**WORK TO BE COMPLETED:**
The exercise calls for a faithful copy of all the data.

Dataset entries
/---

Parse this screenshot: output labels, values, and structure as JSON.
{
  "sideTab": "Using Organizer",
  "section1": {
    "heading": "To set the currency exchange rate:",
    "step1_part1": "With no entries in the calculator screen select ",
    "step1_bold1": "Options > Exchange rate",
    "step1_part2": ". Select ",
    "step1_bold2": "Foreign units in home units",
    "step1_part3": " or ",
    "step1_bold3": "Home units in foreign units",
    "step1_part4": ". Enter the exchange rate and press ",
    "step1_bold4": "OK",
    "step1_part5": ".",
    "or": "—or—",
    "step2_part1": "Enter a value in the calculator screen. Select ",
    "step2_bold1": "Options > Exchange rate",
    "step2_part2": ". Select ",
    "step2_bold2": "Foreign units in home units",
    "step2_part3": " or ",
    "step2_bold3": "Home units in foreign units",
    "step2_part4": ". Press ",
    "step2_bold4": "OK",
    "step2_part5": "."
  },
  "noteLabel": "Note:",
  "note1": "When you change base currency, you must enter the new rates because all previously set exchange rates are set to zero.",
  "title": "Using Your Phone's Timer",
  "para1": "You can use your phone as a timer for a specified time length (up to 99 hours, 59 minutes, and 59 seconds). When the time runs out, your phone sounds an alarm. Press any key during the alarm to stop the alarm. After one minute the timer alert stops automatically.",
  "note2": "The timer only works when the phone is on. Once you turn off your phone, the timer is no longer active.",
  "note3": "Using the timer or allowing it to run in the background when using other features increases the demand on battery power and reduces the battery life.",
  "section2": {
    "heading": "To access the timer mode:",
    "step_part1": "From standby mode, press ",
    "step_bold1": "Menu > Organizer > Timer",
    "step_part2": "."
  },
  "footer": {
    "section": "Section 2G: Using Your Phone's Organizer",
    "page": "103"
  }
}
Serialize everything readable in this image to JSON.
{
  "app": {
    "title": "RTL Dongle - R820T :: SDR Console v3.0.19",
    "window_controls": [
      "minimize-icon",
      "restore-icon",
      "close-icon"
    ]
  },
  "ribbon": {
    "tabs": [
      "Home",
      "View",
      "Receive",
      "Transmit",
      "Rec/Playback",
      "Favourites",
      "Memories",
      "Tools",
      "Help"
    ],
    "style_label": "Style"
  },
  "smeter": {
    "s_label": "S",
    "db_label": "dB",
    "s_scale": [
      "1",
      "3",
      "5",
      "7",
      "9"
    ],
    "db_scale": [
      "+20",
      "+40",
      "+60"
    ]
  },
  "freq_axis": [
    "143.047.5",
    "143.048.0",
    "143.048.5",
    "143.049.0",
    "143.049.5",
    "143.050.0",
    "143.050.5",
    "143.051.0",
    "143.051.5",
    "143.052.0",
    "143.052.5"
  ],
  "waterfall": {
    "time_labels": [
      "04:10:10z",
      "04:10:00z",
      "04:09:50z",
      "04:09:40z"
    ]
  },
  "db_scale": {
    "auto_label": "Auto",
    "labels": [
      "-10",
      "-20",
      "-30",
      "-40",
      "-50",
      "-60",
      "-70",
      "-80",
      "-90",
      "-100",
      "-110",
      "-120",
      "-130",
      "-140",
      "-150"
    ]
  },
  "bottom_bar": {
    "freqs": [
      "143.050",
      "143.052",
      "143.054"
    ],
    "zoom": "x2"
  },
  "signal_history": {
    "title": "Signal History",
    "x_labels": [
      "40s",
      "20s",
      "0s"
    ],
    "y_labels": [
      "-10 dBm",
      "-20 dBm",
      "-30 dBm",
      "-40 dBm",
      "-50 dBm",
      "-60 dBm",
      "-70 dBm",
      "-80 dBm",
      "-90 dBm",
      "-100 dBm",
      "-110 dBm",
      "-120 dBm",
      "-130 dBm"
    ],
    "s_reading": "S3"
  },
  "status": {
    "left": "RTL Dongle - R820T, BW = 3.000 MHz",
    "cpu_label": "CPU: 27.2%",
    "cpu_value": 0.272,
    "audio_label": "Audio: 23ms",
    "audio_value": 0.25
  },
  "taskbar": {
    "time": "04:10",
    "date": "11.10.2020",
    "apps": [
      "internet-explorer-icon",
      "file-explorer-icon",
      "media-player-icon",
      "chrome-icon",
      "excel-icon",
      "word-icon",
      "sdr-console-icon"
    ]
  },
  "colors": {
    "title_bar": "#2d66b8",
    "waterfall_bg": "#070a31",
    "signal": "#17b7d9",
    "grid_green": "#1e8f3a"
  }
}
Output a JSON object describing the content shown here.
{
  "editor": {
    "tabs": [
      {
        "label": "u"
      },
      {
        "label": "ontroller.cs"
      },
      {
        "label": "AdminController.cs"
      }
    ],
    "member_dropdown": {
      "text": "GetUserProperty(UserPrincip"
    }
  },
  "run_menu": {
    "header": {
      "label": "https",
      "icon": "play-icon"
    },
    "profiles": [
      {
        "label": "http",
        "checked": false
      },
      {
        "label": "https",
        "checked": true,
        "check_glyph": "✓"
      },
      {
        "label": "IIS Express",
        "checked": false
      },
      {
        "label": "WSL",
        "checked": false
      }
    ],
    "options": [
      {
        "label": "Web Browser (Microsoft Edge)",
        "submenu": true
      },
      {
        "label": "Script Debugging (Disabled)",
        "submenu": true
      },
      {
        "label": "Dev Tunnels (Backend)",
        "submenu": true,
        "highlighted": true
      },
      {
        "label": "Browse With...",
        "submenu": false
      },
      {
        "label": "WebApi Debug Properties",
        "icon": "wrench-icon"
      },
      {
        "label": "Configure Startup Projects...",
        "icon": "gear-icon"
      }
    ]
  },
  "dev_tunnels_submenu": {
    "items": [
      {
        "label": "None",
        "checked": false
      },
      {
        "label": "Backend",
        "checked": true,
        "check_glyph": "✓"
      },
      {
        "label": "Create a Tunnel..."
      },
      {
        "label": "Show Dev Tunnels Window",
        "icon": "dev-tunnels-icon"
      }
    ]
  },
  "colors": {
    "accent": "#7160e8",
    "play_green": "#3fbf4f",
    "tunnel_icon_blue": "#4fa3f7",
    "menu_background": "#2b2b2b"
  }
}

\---

**EXERCISE RESULT:**
Parse this screenshot: output labels, values, and structure as JSON.
{
  "sideTab": "Using Organizer",
  "section1": {
    "heading": "To set the currency exchange rate:",
    "step1_part1": "With no entries in the calculator screen select ",
    "step1_bold1": "Options > Exchange rate",
    "step1_part2": ". Select ",
    "step1_bold2": "Foreign units in home units",
    "step1_part3": " or ",
    "step1_bold3": "Home units in foreign units",
    "step1_part4": ". Enter the exchange rate and press ",
    "step1_bold4": "OK",
    "step1_part5": ".",
    "or": "—or—",
    "step2_part1": "Enter a value in the calculator screen. Select ",
    "step2_bold1": "Options > Exchange rate",
    "step2_part2": ". Select ",
    "step2_bold2": "Foreign units in home units",
    "step2_part3": " or ",
    "step2_bold3": "Home units in foreign units",
    "step2_part4": ". Press ",
    "step2_bold4": "OK",
    "step2_part5": "."
  },
  "noteLabel": "Note:",
  "note1": "When you change base currency, you must enter the new rates because all previously set exchange rates are set to zero.",
  "title": "Using Your Phone's Timer",
  "para1": "You can use your phone as a timer for a specified time length (up to 99 hours, 59 minutes, and 59 seconds). When the time runs out, your phone sounds an alarm. Press any key during the alarm to stop the alarm. After one minute the timer alert stops automatically.",
  "note2": "The timer only works when the phone is on. Once you turn off your phone, the timer is no longer active.",
  "note3": "Using the timer or allowing it to run in the background when using other features increases the demand on battery power and reduces the battery life.",
  "section2": {
    "heading": "To access the timer mode:",
    "step_part1": "From standby mode, press ",
    "step_bold1": "Menu > Organizer > Timer",
    "step_part2": "."
  },
  "footer": {
    "section": "Section 2G: Using Your Phone's Organizer",
    "page": "103"
  }
}
Serialize everything readable in this image to JSON.
{
  "app": {
    "title": "RTL Dongle - R820T :: SDR Console v3.0.19",
    "window_controls": [
      "minimize-icon",
      "restore-icon",
      "close-icon"
    ]
  },
  "ribbon": {
    "tabs": [
      "Home",
      "View",
      "Receive",
      "Transmit",
      "Rec/Playback",
      "Favourites",
      "Memories",
      "Tools",
      "Help"
    ],
    "style_label": "Style"
  },
  "smeter": {
    "s_label": "S",
    "db_label": "dB",
    "s_scale": [
      "1",
      "3",
      "5",
      "7",
      "9"
    ],
    "db_scale": [
      "+20",
      "+40",
      "+60"
    ]
  },
  "freq_axis": [
    "143.047.5",
    "143.048.0",
    "143.048.5",
    "143.049.0",
    "143.049.5",
    "143.050.0",
    "143.050.5",
    "143.051.0",
    "143.051.5",
    "143.052.0",
    "143.052.5"
  ],
  "waterfall": {
    "time_labels": [
      "04:10:10z",
      "04:10:00z",
      "04:09:50z",
      "04:09:40z"
    ]
  },
  "db_scale": {
    "auto_label": "Auto",
    "labels": [
      "-10",
      "-20",
      "-30",
      "-40",
      "-50",
      "-60",
      "-70",
      "-80",
      "-90",
      "-100",
      "-110",
      "-120",
      "-130",
      "-140",
      "-150"
    ]
  },
  "bottom_bar": {
    "freqs": [
      "143.050",
      "143.052",
      "143.054"
    ],
    "zoom": "x2"
  },
  "signal_history": {
    "title": "Signal History",
    "x_labels": [
      "40s",
      "20s",
      "0s"
    ],
    "y_labels": [
      "-10 dBm",
      "-20 dBm",
      "-30 dBm",
      "-40 dBm",
      "-50 dBm",
      "-60 dBm",
      "-70 dBm",
      "-80 dBm",
      "-90 dBm",
      "-100 dBm",
      "-110 dBm",
      "-120 dBm",
      "-130 dBm"
    ],
    "s_reading": "S3"
  },
  "status": {
    "left": "RTL Dongle - R820T, BW = 3.000 MHz",
    "cpu_label": "CPU: 27.2%",
    "cpu_value": 0.272,
    "audio_label": "Audio: 23ms",
    "audio_value": 0.25
  },
  "taskbar": {
    "time": "04:10",
    "date": "11.10.2020",
    "apps": [
      "internet-explorer-icon",
      "file-explorer-icon",
      "media-player-icon",
      "chrome-icon",
      "excel-icon",
      "word-icon",
      "sdr-console-icon"
    ]
  },
  "colors": {
    "title_bar": "#2d66b8",
    "waterfall_bg": "#070a31",
    "signal": "#17b7d9",
    "grid_green": "#1e8f3a"
  }
}
Output a JSON object describing the content shown here.
{
  "editor": {
    "tabs": [
      {
        "label": "u"
      },
      {
        "label": "ontroller.cs"
      },
      {
        "label": "AdminController.cs"
      }
    ],
    "member_dropdown": {
      "text": "GetUserProperty(UserPrincip"
    }
  },
  "run_menu": {
    "header": {
      "label": "https",
      "icon": "play-icon"
    },
    "profiles": [
      {
        "label": "http",
        "checked": false
      },
      {
        "label": "https",
        "checked": true,
        "check_glyph": "✓"
      },
      {
        "label": "IIS Express",
        "checked": false
      },
      {
        "label": "WSL",
        "checked": false
      }
    ],
    "options": [
      {
        "label": "Web Browser (Microsoft Edge)",
        "submenu": true
      },
      {
        "label": "Script Debugging (Disabled)",
        "submenu": true
      },
      {
        "label": "Dev Tunnels (Backend)",
        "submenu": true,
        "highlighted": true
      },
      {
        "label": "Browse With...",
        "submenu": false
      },
      {
        "label": "WebApi Debug Properties",
        "icon": "wrench-icon"
      },
      {
        "label": "Configure Startup Projects...",
        "icon": "gear-icon"
      }
    ]
  },
  "dev_tunnels_submenu": {
    "items": [
      {
        "label": "None",
        "checked": false
      },
      {
        "label": "Backend",
        "checked": true,
        "check_glyph": "✓"
      },
      {
        "label": "Create a Tunnel..."
      },
      {
        "label": "Show Dev Tunnels Window",
        "icon": "dev-tunnels-icon"
      }
    ]
  },
  "colors": {
    "accent": "#7160e8",
    "play_green": "#3fbf4f",
    "tunnel_icon_blue": "#4fa3f7",
    "menu_background": "#2b2b2b"
  }
}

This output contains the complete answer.